Luma Junger Is Bringing Some Deep, Dark Harmonizing to the Snooze Theatre

​Someone once said while watching all-female trio Luma Junger perform, comparing them to another, more pop-sounding group, "The other band makes music 'cause they want to; they make music because they have to." They are a band that doesn't beg to be accessible to the masses but rather is an expression of something deeper. 
^
Keep New Times Free
I Support
  • Local
  • Community
  • Journalism
  • logo

Support the independent voice of South Florida and help keep the future of New Times free.


Teresa Liberatore originally performed as Luma Junger alone and worked with Kent Hernandez and Psychic Mirrors. She found performing live very stressful, and for the August party "Summer of Weirds," she asked Dracula's Dorys Bello to drum for her. "I felt like it was still really incomplete, and at the time, I was still working on new songs, most of which I felt would be complemented with a guitar component," Liberatore says. 

A Facebook post requesting one resulted in a message from Autumn Casey of Snakehole. "I was like, 'Bingo.' And when 'Weirds' was over, we kinda just kept practicing." Liberatore says, "Dorys and Autumn really add a unique, stylized magic to the sound." 
Liberatore doesn't think it makes any difference working with all women as opposed to men. "As long as you're having fun and band practice is about hanging out, having fun, and being productive instead of being a pain in the ass or feeling like it's a choir, then it's fine."

She is, though, surprised by how threatened some men are by women playing instruments. She referenced a review Reed Fischer wrote for New Times on Ricardo Guerrero's "Death to the Sun" event.
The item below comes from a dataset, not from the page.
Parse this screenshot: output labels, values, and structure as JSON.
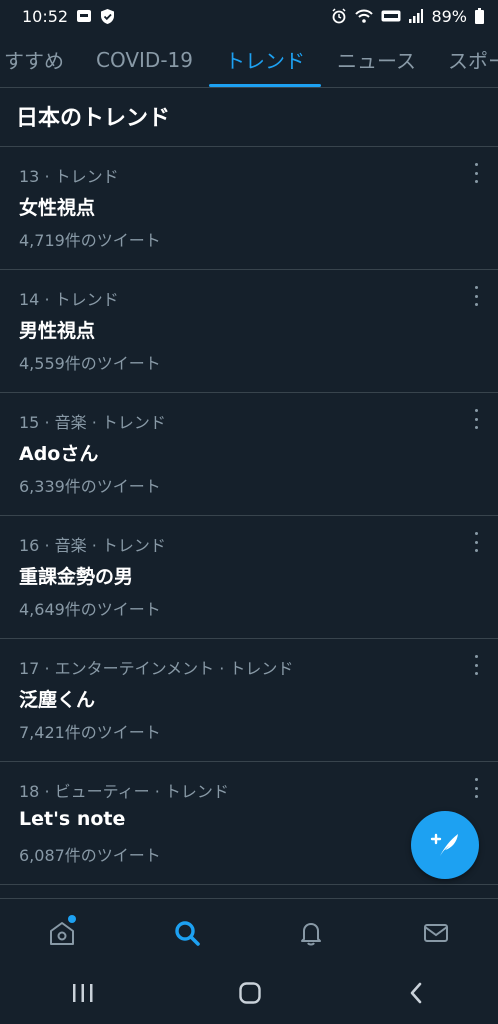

Apparently, it drew a "plethora of boob comments." She says, "It's sorta empowering, though! To me, Luma Junger represents the 'bitch[es]' everyone underestimates. So, keep 'em comin', assholes!"
 
Together, they make music that is different from their other sonic projects. "Dorys is known for her beautiful, angelic voice and high range in Dracula, and in Luma Junger, she's playing drums. Autumn's known for her edgy, badass, rockin' guitar style in Snakehole, but in Luma Junger, she gets a little weird with it and even harmonizes," she assesses, adding, "I've always been a lo-fi, toy-keyboard freak and poppy vocalist for producers, but I play a synth in Luma Junger and unleash the diva I only used to hear in the shower."

 
This March 10 will be the third time the band performs at the Snooze Theatre in Lake Park. Liberatore is a big fan of the venue and the guys who run it and sees them as helpful, resourceful, and no bullshit. "But to be honest," she says, "what really stands out for us is the sound. We've played in both rooms, and after each show, we'd always leave really impressed with the sound."
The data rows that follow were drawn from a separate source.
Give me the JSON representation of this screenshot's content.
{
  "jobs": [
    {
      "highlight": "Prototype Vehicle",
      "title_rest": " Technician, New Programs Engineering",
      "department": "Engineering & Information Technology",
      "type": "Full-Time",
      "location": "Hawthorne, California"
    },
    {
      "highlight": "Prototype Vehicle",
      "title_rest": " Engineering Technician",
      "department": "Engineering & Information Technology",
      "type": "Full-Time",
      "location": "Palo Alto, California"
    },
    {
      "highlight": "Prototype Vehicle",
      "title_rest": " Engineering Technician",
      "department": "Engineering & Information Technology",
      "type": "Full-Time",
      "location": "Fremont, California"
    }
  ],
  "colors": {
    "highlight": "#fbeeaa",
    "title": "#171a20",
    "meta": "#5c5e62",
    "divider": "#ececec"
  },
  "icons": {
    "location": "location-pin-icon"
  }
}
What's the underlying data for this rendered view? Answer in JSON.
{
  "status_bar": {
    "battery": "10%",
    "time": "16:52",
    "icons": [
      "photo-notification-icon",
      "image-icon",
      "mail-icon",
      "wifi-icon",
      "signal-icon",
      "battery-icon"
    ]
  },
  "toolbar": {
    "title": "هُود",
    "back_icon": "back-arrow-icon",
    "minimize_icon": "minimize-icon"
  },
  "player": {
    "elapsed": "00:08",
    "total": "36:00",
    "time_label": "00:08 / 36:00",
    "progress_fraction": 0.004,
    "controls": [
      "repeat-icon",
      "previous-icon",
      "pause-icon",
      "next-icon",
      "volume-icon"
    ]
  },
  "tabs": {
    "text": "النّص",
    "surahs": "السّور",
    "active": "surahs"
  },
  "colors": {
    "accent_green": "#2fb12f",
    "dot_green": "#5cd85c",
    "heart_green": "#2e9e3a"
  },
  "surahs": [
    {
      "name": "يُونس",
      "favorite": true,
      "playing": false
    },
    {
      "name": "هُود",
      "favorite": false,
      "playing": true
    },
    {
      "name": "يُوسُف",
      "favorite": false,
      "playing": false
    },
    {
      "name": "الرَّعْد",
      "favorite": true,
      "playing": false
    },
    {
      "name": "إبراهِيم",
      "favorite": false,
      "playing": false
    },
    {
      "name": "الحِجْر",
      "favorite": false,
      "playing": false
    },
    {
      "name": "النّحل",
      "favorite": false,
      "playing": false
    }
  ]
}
You're also probably wondering about the band's name. "Luma was what I planned to name my son Andrew if he was born a girl. Junger is a German play on the word 'younger.' I guess a year ago, it was more about being a younger mom to the daughter I never had." Liberatore explains the personal side of their moniker, adding jokingly, "Deep." 

Mayo Factory and Church of Chill are presenting Luma Junger, Guy Harvey, the Jameses, and Universal Expansion on Saturday, March 10, at Snooze Theatre, 798 Tenth St., Lake Park. Admission is $5. 
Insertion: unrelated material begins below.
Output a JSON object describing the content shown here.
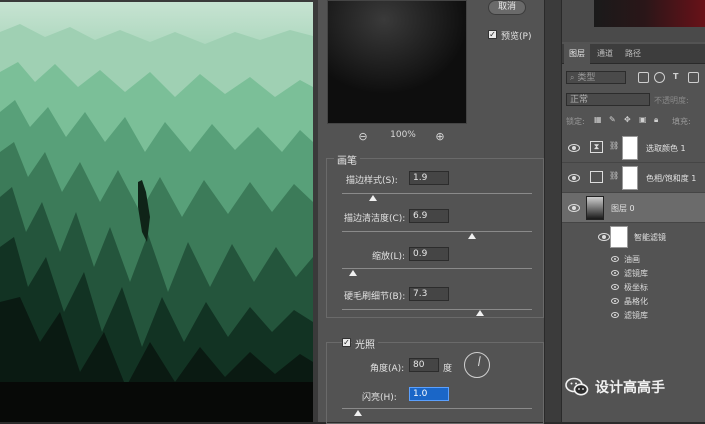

New Times on Facebook | County Grind on Facebook | Twitter | e-mail us |

Keep New Times Broward-Palm Beach Free... Since we started New Times Broward-Palm Beach, it has been defined as the free, independent voice of South Florida, and we would like to keep it that way. Offering our readers free access to incisive coverage of local news, food and culture. Producing stories on everything from political scandals to the hottest new bands, with gutsy reporting, stylish writing, and staffers who've won everything from the Society of Professional Journalists' Sigma Delta Chi feature-writing award to the Casey Medal for Meritorious Journalism. But with local journalism's existence under siege and advertising revenue setbacks having a larger impact, it is important now more than ever for us to rally support behind funding our local journalism. You can help by participating in our "I Support" membership program, allowing us to keep covering South Florida with no paywalls.

We use cookies to collect and analyze information on site performance and usage, and to enhance and customize content and advertisements. By clicking 'X' or continuing to use the site, you agree to allow cookies to be placed. To find out more, visit our cookies policy and our privacy policy.

 

Join the New Times community and help support independent local journalism in South Florida.

 

Join the New Times community and help support independent local journalism in South Florida.